Our daily work is a high calling. Work brings us joy because we have been wonderfully made in God’s image as creators. An effect of faithful, diligent work is that we imprint on the working world around us part of God’s redemption plan, an echo of the righteousness of his original, perfect creation. Living out our faith at work is more than simply chatting at the water cooler about last Sunday’s worship service. As employees, it means we are on time and dependable. We listen to coworkers and employees because they are God’s imagebearers along with us. We admit to mistakes, give recognition to those who deserve it, and speak up for people who are treated unjustly. This work ethic stands out as “something different.”
Several years ago, the company I work for in Grand Rapids, Mich., which designs and manufactures retail packaging, was pursuing opportunities to expand out of state. One market they wanted to tap into was California, a tough market with lots of competition. Three prospective customers from the Los Angeles area responded that they’d heard about the “West Michigan work ethic” but hadn’t experienced it until they worked with us. The integrity our company’s people demonstrated set us apart from our California-based competitors.
We are achingly aware, however, that this world is broken—work and all. We struggle with unemployment from lack of jobs. We face barriers to employment such as physical and mental disabilities or a criminal record. We encounter rude customers, inept suppliers, harsh employers, lazy employees, or intolerable officemates. “By the sweat of your brow will you eat your food” (Gen. 3:19), we read in God’s Word, “For this is your lot in life and in your toilsome labor under the sun” (Eccles. 9:9). But the places where we work are square inches over which Christ is sovereign, and in such circumstances we live out our faith in perseverance and hope.
So how did my friend answer her co-worker’s question? She said, “While it’s true that I work for this company, ultimately I work for God, and he deserves nothing less than my very best.”
Reformed Matters: Why Work Hard?
- What does it mean to work for “mammon”? Is that why you work?
- What’s the connection between being created in God’s image and working? How are those related?
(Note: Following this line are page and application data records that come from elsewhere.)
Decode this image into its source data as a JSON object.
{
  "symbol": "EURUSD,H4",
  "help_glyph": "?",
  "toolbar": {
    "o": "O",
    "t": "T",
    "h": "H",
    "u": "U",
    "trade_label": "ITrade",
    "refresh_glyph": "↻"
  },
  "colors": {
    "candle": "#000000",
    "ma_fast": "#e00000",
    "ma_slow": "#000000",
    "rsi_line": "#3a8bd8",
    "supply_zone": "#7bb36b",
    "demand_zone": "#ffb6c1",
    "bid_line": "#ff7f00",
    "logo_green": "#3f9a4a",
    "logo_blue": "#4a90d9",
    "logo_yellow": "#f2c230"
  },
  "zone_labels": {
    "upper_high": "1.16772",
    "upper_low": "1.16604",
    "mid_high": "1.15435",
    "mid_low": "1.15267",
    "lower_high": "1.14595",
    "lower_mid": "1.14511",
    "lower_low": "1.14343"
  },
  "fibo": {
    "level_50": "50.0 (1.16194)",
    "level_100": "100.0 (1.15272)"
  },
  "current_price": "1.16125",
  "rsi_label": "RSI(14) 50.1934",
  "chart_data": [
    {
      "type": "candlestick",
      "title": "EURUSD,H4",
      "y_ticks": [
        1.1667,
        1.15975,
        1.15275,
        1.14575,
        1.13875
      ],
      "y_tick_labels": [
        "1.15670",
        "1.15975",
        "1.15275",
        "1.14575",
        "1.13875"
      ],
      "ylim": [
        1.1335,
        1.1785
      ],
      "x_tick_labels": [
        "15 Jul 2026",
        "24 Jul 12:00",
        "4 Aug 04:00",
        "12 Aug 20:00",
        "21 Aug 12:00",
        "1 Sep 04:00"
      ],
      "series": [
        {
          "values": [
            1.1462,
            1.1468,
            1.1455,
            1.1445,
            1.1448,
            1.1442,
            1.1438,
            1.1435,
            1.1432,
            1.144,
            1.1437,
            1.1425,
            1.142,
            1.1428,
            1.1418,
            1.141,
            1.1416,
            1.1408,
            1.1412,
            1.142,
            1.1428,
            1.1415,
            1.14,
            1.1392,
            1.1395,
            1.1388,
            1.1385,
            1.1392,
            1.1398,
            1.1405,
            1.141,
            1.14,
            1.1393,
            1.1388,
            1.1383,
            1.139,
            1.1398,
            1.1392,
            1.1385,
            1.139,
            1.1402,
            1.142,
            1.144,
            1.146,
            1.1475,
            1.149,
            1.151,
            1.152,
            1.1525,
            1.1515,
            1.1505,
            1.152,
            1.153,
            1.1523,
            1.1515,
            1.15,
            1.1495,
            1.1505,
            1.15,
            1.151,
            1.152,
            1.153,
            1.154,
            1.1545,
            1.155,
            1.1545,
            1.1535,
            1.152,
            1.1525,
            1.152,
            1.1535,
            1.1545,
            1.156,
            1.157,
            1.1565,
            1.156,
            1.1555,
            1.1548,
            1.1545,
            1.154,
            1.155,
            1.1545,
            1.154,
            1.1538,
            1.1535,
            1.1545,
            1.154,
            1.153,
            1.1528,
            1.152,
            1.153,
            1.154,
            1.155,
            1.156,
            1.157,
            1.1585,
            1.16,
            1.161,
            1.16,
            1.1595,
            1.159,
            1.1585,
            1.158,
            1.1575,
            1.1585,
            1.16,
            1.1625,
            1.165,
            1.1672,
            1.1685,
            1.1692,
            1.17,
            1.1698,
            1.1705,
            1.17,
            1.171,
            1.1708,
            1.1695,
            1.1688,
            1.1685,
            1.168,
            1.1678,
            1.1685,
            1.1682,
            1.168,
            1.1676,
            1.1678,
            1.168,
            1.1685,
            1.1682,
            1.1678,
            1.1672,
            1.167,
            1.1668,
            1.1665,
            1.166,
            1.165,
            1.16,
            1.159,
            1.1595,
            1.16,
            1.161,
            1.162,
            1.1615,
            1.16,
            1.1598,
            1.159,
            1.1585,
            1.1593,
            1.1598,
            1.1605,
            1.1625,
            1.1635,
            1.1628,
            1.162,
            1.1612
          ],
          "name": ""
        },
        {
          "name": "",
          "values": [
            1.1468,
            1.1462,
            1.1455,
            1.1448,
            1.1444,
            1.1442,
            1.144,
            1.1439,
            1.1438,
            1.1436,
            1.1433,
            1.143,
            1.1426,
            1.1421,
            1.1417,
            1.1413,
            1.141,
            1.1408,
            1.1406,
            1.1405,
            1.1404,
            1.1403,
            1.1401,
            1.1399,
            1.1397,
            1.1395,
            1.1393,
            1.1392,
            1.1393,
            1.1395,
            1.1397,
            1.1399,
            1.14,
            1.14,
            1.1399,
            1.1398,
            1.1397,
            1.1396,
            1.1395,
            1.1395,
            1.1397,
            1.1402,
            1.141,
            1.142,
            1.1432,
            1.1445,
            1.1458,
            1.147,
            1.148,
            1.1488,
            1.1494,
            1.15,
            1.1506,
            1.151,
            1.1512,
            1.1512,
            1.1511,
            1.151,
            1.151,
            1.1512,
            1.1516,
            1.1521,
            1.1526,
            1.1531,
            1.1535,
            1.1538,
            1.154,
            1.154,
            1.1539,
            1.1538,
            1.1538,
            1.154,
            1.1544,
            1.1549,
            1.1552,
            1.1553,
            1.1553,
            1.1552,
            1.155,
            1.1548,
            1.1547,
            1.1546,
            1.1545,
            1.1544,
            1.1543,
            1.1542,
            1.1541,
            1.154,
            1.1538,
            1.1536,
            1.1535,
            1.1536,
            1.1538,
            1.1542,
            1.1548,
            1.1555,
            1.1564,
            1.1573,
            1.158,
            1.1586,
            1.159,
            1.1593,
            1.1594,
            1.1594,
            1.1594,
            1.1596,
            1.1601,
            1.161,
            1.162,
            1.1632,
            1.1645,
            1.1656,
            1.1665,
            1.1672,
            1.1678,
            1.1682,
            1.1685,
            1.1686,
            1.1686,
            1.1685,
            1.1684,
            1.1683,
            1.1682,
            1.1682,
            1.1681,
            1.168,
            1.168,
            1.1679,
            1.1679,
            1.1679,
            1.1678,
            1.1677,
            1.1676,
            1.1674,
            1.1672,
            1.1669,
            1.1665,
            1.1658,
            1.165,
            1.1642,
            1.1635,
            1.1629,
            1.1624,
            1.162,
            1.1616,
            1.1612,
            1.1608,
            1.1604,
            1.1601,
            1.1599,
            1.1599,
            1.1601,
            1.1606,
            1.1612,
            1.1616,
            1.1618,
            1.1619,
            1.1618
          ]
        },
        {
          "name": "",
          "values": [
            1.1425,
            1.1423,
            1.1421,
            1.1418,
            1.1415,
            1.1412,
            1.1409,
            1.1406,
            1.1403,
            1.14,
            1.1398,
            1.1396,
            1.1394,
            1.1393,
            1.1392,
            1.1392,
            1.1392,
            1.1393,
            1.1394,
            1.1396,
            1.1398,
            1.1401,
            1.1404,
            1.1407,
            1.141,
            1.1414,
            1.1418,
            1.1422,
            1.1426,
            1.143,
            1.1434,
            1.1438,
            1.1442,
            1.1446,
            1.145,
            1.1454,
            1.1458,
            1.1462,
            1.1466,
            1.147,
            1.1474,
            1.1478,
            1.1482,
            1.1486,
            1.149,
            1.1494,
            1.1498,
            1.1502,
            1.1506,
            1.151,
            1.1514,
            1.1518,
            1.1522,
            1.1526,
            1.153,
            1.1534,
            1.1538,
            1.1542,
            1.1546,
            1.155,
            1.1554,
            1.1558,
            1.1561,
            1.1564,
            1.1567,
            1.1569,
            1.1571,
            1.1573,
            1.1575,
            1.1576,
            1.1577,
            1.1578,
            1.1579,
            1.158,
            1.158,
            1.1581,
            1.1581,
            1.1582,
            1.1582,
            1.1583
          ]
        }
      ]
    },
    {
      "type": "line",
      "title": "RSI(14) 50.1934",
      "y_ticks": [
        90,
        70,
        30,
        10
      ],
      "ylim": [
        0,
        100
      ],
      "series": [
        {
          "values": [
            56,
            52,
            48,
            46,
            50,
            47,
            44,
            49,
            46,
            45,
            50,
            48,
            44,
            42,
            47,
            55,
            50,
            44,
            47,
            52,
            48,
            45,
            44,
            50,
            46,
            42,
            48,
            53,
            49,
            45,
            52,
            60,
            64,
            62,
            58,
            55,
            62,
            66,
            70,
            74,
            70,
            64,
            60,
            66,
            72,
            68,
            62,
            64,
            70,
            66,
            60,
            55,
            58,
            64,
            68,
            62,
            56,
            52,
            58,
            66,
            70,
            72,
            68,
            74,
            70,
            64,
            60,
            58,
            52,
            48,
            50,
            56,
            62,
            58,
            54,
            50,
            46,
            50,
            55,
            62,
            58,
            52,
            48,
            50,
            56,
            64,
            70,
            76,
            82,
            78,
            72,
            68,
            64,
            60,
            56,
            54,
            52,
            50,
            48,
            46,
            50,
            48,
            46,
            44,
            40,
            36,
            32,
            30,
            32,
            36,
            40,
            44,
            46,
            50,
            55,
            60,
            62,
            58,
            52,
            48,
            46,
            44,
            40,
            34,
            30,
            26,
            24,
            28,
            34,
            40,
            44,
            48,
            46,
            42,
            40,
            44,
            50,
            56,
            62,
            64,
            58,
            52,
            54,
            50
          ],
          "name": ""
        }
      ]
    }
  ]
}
Does that make a difference in the way we view our work and do our work (paid and/or volunteer)?
- How does working for the glory of God affect what we do? Would that mean, for instance, that there are certain types of employment we should not accept? What might those be?
- What are some ways in which sin has affected the workplace in general and your own work in particular?
- How can God’s kingdom be expanded through our work? What are specific ways we might better serve our Lord in our jobs? How might we help and support each other in the work we do?
About the Author
Marc Meyer has done paid work for almost 30 years, beginning with a paper route as an early teen. He attends Neland Avenue Christian Reformed Church in Grand Rapids, Mich.